Dear Dr. Bill,
Our 9-year-old daughter suffered through a couple weeks of “silent treatment” from her closest friend but never told us there was a problem. Then she started pulling the hair out of a spot on her head, and I realized how anxious she was about the situation.
The friend problem was solved with a simple apology, but in discussions with my daughter, she opened up about many “what if” worries — things like my husband and I dying, major disasters, and so on. As a result, we immediately made some changes at home — limiting her access to TV news and arranging evening snuggles with me to talk and pray about life.
But the problem showed up again last week after a sleepover . I’ve struggled with anxiety myself, so some of it may be genetic. What do you suggest?
Some of us are simply wired to be more susceptible to depression or anxiety. And as you mentioned, psychological issues like those are often inherited.
Most anxiety disorders can be effectively treated by a form of counseling known as cognitive-behavioral therapy.
The therapy involves learning to identify dysfunctional thoughts that contribute to anxiety or depression. Then the person is taught how to to challenge those thoughts, replacing them with more accurate, realistic thoughts. This can lead the elimination of harmful behaviors and negative emotions. From a theological perspective, this fits well with the biblical concept of “renewing our minds.”
To get you started, I’d order the book “Stress and Your Child” by Dr. Archibald Hart. If you follow the steps outlined by Dr. Hart, you should see some improvement in your daughter’s level of anxiety. If not, I’d suggest you consult a child psychologist or child psychiatrist.

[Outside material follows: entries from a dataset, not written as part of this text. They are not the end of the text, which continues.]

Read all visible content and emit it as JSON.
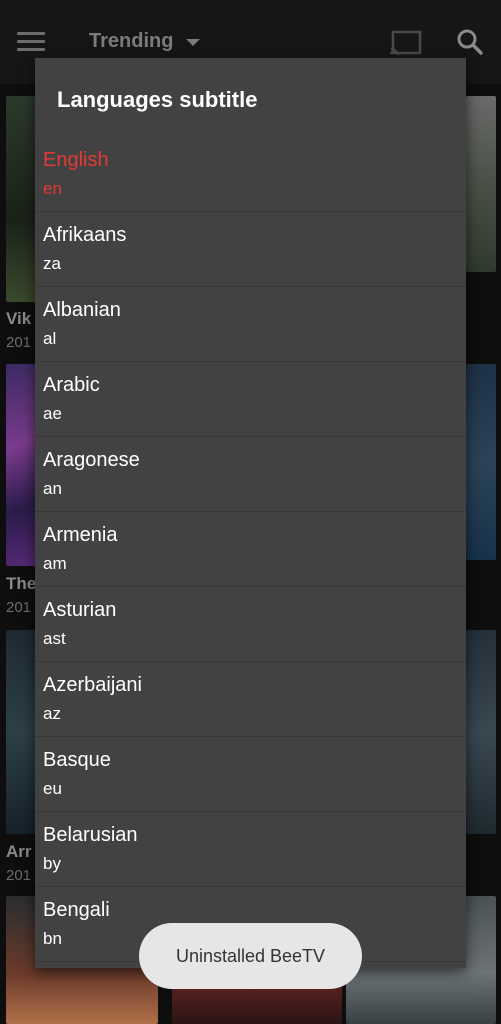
{
  "app": {
    "title": "Trending",
    "icons": [
      "menu-icon",
      "chevron-down-icon",
      "cast-icon",
      "search-icon"
    ]
  },
  "background": {
    "rows": [
      {
        "title": "Vik",
        "year": "201"
      },
      {
        "title": "The",
        "year": "201"
      },
      {
        "title": "Arr",
        "year": "201"
      }
    ]
  },
  "dialog": {
    "title": "Languages subtitle",
    "accent_color": "#e53935",
    "items": [
      {
        "name": "English",
        "code": "en",
        "selected": true
      },
      {
        "name": "Afrikaans",
        "code": "za"
      },
      {
        "name": "Albanian",
        "code": "al"
      },
      {
        "name": "Arabic",
        "code": "ae"
      },
      {
        "name": "Aragonese",
        "code": "an"
      },
      {
        "name": "Armenia",
        "code": "am"
      },
      {
        "name": "Asturian",
        "code": "ast"
      },
      {
        "name": "Azerbaijani",
        "code": "az"
      },
      {
        "name": "Basque",
        "code": "eu"
      },
      {
        "name": "Belarusian",
        "code": "by"
      },
      {
        "name": "Bengali",
        "code": "bn"
      }
    ]
  },
  "toast": {
    "text": "Uninstalled BeeTV"
  }
}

Thanks for writing Kim. If you have a question for me about family issues or Christian living, click the “Questions” link on the Culture Connection page.